I take a road in which there is a large hole. I don't see it and I fall into it. It is deep and dark. I take a long time to go out. It's not my fault.
I take the same route again. There is a big hole and I see it, but I fall back into it. It is deep and dark. I take a long time to go out. It's not my fault yet.
I take the same route again. There is a big hole, and I see it, but I fall back into it again. It has become a habit. But I'm already learning how to get out of the hole quickly. I recognize my responsibility.
I take the same route again. There is a big hole. I walk around it.
I take a different path.

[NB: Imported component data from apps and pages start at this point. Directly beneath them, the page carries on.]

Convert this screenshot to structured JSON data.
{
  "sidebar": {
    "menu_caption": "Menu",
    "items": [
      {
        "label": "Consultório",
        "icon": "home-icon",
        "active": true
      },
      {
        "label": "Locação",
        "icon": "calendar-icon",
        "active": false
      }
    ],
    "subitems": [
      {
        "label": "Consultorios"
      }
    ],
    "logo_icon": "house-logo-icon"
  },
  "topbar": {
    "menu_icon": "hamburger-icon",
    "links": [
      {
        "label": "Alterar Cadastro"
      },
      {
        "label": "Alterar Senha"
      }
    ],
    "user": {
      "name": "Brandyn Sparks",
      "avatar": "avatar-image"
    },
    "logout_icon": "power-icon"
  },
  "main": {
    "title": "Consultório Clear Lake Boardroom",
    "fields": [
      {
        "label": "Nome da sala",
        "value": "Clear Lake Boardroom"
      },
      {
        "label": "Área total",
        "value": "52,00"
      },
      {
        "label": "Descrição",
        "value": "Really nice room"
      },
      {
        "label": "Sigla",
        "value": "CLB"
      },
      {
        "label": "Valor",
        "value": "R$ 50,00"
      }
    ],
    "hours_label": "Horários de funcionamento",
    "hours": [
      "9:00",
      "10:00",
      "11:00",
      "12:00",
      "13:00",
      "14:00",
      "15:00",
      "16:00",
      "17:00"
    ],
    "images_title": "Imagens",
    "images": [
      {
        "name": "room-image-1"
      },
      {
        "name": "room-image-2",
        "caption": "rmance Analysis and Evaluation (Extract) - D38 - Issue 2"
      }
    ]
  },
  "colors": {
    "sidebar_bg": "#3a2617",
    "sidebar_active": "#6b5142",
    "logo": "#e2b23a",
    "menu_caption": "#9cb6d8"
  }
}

This very simple story is a perfect simile of life itself, of all those moments when we fall into that huge hole, although we are perfectly aware of its existence and we know it will be difficult to get out of it. That hole can represent almost anything that hurts us but can't leave behind, from alcohol and junk food to a toxic relationship.
Compulsive repetition. Why do we repeatedly stumble on the same stone?
If we don't recognize a problem, we will continue to practice the same behaviors and ways of thinking that got us to where we are. To paraphrase Einstein, we can't expect different results if we always do things the same way. In fact, very often people end a toxic relationship only to find that the same pattern will repeat itself in the next. Because?
The problem is not only the others, it is our expectations, habits and ways of thinking that lock us up in a vicious circle. It is known as "compulsive repetition", an impulse that drives us to repeat the same habits and thought patterns, even if they lead us into situations that harm us.
In many cases compulsive repetition forms in childhood, they are patterns we have learned from our parents or ways of reacting that have been automated. As children we learned many things by imitation; brushing our teeth, writing or cycling. Likewise, we have acquired emotional habits, thought patterns, ways of relating and strategies for dealing with conflicts.
As we grow up, we don't question those lessons, but they can become so maladaptive that they lead us into situations that cause us pain. The problem is that very often we don't have the psychological resources to deal with the necessary change, so we protect ourselves by “hiding” the real cause of the problem. We ignore the chasm in our way.
While it may seem unlikely, our fear of leaving the comfort zone is enormous. We are likely to suffer in that area, but it is the space that we know and in which we have found a certain balance. Leaving this comfort zone means jumping into the void and assuming a certain degree of uncertainty, a situation that can make us feel extremely helpless and vulnerable.
It is a very difficult phase because we fall repeatedly, we can feel that we are in a dead end. When we get to the bottom, we have only two choices: either we stay there, slowly exhausting ourselves, or we call on all our strength to go out and change everything that needs to be changed.
How can we learn and move forward?
It is essential not to point the accusing finger at others in search of an external culprit, we must do an examination of conscience. The chasm on the road is there for everyone, but not everyone falls into it. Learning to avoid that hole is a decision we must make consciously. To achieve this, we must first discover which ways of thinking, attitudes and ways of relating fuel this compulsive repetition.
So we have to arm ourselves with courage to get out of our comfort zone. It is true that outside this space there is uncertainty, but if we remain in the circle that we already know well we will continue to hurt ourselves. We can get out of this comfort zone in small steps, so that we don't feel too anxious, expanding our living space a little more every day.
It can help you start with small changes, like taking a different route to work, trying a new dish, having the courage to do something you've never done. Think about how you do things and deal with problems normally and try to introduce an element of novelty, do something different. These small changes will help you to get out of the bubble that you have created around you, change reality a little, so you will realize that the change does not imply anything bad.
Slow down the pace of your life, look inside yourself and make decisions. Consider that the first step never gets you where you want to go, but gets you out of where you are. Move slowly and learn to trust your instincts a little more.
It is also important that you prepare yourself to face all the excuses you make up, they are the result of fear of the unknown, it is the part of you that wants to keep you tied to the past. Be aware that I am just that: excuses for not moving on.
Last but not least, don't feel guilty about falling into the abyss. It happens to everyone. It is a life experience that you can use to learn and come out strengthened.